Check each line below for "server" and give the count of those that have it, nothing else.

╭─ Data extract

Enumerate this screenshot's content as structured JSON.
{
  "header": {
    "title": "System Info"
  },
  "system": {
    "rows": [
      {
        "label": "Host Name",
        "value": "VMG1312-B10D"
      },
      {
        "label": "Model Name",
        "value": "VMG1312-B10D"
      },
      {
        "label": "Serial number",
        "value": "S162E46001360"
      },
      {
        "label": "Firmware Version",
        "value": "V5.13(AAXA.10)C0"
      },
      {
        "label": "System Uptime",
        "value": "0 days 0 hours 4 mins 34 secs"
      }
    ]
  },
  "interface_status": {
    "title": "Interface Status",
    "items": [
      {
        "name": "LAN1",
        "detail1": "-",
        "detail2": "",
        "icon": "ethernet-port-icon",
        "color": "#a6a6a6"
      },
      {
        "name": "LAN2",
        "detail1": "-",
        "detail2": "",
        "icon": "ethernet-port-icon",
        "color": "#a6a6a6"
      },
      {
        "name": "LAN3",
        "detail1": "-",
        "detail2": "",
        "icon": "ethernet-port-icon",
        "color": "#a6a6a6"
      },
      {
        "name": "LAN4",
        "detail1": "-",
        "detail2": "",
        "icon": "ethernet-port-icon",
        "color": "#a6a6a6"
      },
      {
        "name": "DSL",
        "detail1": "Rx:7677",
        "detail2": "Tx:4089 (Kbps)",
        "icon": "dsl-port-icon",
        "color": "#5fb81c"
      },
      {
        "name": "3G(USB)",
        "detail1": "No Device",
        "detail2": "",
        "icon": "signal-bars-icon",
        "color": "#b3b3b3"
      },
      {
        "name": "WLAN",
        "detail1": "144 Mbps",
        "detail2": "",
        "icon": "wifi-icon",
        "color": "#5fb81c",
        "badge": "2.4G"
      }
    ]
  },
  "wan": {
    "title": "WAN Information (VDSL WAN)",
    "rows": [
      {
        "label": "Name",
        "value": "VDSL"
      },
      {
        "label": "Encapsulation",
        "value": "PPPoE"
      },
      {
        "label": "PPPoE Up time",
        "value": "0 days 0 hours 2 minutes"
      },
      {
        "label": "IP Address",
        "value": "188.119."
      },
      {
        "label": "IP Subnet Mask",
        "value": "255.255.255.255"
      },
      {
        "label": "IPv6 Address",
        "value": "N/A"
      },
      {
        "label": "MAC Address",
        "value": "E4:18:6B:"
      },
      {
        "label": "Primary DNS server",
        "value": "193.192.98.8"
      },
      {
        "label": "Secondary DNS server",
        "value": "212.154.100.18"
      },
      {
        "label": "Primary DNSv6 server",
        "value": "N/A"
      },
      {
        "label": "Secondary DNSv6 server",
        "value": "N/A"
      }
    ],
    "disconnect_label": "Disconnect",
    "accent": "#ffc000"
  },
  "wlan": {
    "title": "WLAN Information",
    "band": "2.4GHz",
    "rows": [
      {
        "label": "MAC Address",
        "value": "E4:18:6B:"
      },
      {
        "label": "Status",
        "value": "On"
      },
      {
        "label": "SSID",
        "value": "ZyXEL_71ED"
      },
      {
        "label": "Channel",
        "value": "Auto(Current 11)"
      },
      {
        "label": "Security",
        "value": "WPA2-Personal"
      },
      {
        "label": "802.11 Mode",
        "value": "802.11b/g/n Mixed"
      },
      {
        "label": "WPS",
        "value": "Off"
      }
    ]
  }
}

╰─
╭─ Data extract

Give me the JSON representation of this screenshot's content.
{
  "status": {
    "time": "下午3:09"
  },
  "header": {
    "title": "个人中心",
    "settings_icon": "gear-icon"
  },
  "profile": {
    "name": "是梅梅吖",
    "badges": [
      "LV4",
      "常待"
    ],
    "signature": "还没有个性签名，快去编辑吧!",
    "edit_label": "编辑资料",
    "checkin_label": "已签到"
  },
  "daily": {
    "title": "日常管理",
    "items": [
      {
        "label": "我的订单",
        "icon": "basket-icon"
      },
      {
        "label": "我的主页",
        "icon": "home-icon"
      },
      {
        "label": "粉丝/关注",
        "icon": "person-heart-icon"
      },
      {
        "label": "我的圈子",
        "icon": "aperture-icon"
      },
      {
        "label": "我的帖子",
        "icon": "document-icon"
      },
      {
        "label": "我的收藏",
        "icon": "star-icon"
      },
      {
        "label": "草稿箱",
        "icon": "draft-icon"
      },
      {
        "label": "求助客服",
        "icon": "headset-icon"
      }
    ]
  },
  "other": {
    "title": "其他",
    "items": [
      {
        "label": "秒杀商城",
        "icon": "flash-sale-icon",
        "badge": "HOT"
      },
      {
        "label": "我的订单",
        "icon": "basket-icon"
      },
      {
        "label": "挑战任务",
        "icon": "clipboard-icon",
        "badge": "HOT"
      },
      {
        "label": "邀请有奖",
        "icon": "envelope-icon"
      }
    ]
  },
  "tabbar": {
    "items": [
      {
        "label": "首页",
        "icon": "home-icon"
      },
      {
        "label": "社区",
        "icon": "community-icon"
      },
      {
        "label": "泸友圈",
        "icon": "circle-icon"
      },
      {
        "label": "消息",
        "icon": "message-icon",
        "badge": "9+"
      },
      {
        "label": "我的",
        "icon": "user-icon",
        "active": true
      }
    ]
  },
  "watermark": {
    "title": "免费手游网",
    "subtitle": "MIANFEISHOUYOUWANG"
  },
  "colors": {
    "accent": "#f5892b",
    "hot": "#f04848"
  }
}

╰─

Result below:
4